Repeat each entry. Keep every line exactly as it is.

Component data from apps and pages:
● ● ● ● ●

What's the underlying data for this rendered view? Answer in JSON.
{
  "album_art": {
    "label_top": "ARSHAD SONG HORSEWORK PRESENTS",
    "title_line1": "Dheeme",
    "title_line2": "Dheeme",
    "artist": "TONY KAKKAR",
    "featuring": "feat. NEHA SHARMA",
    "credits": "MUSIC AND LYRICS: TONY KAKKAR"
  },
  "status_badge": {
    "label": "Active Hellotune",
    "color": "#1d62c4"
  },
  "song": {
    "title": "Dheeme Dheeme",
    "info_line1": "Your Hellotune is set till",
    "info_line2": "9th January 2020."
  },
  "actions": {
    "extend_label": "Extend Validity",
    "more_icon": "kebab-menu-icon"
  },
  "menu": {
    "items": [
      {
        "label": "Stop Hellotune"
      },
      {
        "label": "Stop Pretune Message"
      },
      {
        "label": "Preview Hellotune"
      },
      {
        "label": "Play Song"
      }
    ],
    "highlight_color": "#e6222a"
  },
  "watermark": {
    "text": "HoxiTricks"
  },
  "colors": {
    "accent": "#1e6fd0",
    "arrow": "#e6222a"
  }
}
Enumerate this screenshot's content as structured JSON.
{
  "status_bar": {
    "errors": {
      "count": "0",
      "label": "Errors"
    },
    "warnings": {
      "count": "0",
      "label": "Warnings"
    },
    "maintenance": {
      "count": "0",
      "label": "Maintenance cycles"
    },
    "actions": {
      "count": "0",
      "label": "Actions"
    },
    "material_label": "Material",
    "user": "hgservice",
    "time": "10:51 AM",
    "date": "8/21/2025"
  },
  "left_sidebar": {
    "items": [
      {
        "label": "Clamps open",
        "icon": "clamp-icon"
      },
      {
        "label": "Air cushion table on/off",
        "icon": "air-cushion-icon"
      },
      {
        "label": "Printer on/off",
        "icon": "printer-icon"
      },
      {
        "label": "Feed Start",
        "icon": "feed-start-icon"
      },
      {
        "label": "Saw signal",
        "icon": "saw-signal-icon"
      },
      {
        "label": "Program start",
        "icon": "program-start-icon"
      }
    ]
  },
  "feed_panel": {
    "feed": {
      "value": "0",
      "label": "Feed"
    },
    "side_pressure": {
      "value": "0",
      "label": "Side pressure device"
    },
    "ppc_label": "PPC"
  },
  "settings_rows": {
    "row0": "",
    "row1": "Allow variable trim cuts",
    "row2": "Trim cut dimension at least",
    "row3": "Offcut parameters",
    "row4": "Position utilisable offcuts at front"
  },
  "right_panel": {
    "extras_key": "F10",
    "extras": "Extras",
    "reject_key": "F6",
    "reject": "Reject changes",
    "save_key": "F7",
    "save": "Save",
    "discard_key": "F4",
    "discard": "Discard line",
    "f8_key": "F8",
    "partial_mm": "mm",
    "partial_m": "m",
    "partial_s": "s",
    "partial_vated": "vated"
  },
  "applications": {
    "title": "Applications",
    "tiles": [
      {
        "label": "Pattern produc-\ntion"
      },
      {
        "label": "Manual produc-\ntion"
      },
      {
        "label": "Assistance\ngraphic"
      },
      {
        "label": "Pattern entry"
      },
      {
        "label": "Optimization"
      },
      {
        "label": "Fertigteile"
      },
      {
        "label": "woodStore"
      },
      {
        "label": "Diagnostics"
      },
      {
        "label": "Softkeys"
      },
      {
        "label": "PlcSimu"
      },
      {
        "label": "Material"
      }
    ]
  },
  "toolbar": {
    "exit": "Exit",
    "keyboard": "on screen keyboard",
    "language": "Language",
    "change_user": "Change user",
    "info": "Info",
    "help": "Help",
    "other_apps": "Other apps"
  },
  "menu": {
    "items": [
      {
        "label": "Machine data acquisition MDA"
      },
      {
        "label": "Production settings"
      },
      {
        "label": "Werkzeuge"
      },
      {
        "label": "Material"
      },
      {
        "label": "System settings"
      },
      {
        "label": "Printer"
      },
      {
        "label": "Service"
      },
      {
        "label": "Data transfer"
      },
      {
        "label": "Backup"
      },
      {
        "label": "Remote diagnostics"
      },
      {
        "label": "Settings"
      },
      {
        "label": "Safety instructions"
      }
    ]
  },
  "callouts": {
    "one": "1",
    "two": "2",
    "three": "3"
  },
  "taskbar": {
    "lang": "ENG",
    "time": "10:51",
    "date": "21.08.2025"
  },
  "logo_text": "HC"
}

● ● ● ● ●

● **WRITTEN REPLY**:
What's the underlying data for this rendered view? Answer in JSON.
{
  "album_art": {
    "label_top": "ARSHAD SONG HORSEWORK PRESENTS",
    "title_line1": "Dheeme",
    "title_line2": "Dheeme",
    "artist": "TONY KAKKAR",
    "featuring": "feat. NEHA SHARMA",
    "credits": "MUSIC AND LYRICS: TONY KAKKAR"
  },
  "status_badge": {
    "label": "Active Hellotune",
    "color": "#1d62c4"
  },
  "song": {
    "title": "Dheeme Dheeme",
    "info_line1": "Your Hellotune is set till",
    "info_line2": "9th January 2020."
  },
  "actions": {
    "extend_label": "Extend Validity",
    "more_icon": "kebab-menu-icon"
  },
  "menu": {
    "items": [
      {
        "label": "Stop Hellotune"
      },
      {
        "label": "Stop Pretune Message"
      },
      {
        "label": "Preview Hellotune"
      },
      {
        "label": "Play Song"
      }
    ],
    "highlight_color": "#e6222a"
  },
  "watermark": {
    "text": "HoxiTricks"
  },
  "colors": {
    "accent": "#1e6fd0",
    "arrow": "#e6222a"
  }
}
Enumerate this screenshot's content as structured JSON.
{
  "status_bar": {
    "errors": {
      "count": "0",
      "label": "Errors"
    },
    "warnings": {
      "count": "0",
      "label": "Warnings"
    },
    "maintenance": {
      "count": "0",
      "label": "Maintenance cycles"
    },
    "actions": {
      "count": "0",
      "label": "Actions"
    },
    "material_label": "Material",
    "user": "hgservice",
    "time": "10:51 AM",
    "date": "8/21/2025"
  },
  "left_sidebar": {
    "items": [
      {
        "label": "Clamps open",
        "icon": "clamp-icon"
      },
      {
        "label": "Air cushion table on/off",
        "icon": "air-cushion-icon"
      },
      {
        "label": "Printer on/off",
        "icon": "printer-icon"
      },
      {
        "label": "Feed Start",
        "icon": "feed-start-icon"
      },
      {
        "label": "Saw signal",
        "icon": "saw-signal-icon"
      },
      {
        "label": "Program start",
        "icon": "program-start-icon"
      }
    ]
  },
  "feed_panel": {
    "feed": {
      "value": "0",
      "label": "Feed"
    },
    "side_pressure": {
      "value": "0",
      "label": "Side pressure device"
    },
    "ppc_label": "PPC"
  },
  "settings_rows": {
    "row0": "",
    "row1": "Allow variable trim cuts",
    "row2": "Trim cut dimension at least",
    "row3": "Offcut parameters",
    "row4": "Position utilisable offcuts at front"
  },
  "right_panel": {
    "extras_key": "F10",
    "extras": "Extras",
    "reject_key": "F6",
    "reject": "Reject changes",
    "save_key": "F7",
    "save": "Save",
    "discard_key": "F4",
    "discard": "Discard line",
    "f8_key": "F8",
    "partial_mm": "mm",
    "partial_m": "m",
    "partial_s": "s",
    "partial_vated": "vated"
  },
  "applications": {
    "title": "Applications",
    "tiles": [
      {
        "label": "Pattern produc-\ntion"
      },
      {
        "label": "Manual produc-\ntion"
      },
      {
        "label": "Assistance\ngraphic"
      },
      {
        "label": "Pattern entry"
      },
      {
        "label": "Optimization"
      },
      {
        "label": "Fertigteile"
      },
      {
        "label": "woodStore"
      },
      {
        "label": "Diagnostics"
      },
      {
        "label": "Softkeys"
      },
      {
        "label": "PlcSimu"
      },
      {
        "label": "Material"
      }
    ]
  },
  "toolbar": {
    "exit": "Exit",
    "keyboard": "on screen keyboard",
    "language": "Language",
    "change_user": "Change user",
    "info": "Info",
    "help": "Help",
    "other_apps": "Other apps"
  },
  "menu": {
    "items": [
      {
        "label": "Machine data acquisition MDA"
      },
      {
        "label": "Production settings"
      },
      {
        "label": "Werkzeuge"
      },
      {
        "label": "Material"
      },
      {
        "label": "System settings"
      },
      {
        "label": "Printer"
      },
      {
        "label": "Service"
      },
      {
        "label": "Data transfer"
      },
      {
        "label": "Backup"
      },
      {
        "label": "Remote diagnostics"
      },
      {
        "label": "Settings"
      },
      {
        "label": "Safety instructions"
      }
    ]
  },
  "callouts": {
    "one": "1",
    "two": "2",
    "three": "3"
  },
  "taskbar": {
    "lang": "ENG",
    "time": "10:51",
    "date": "21.08.2025"
  },
  "logo_text": "HC"
}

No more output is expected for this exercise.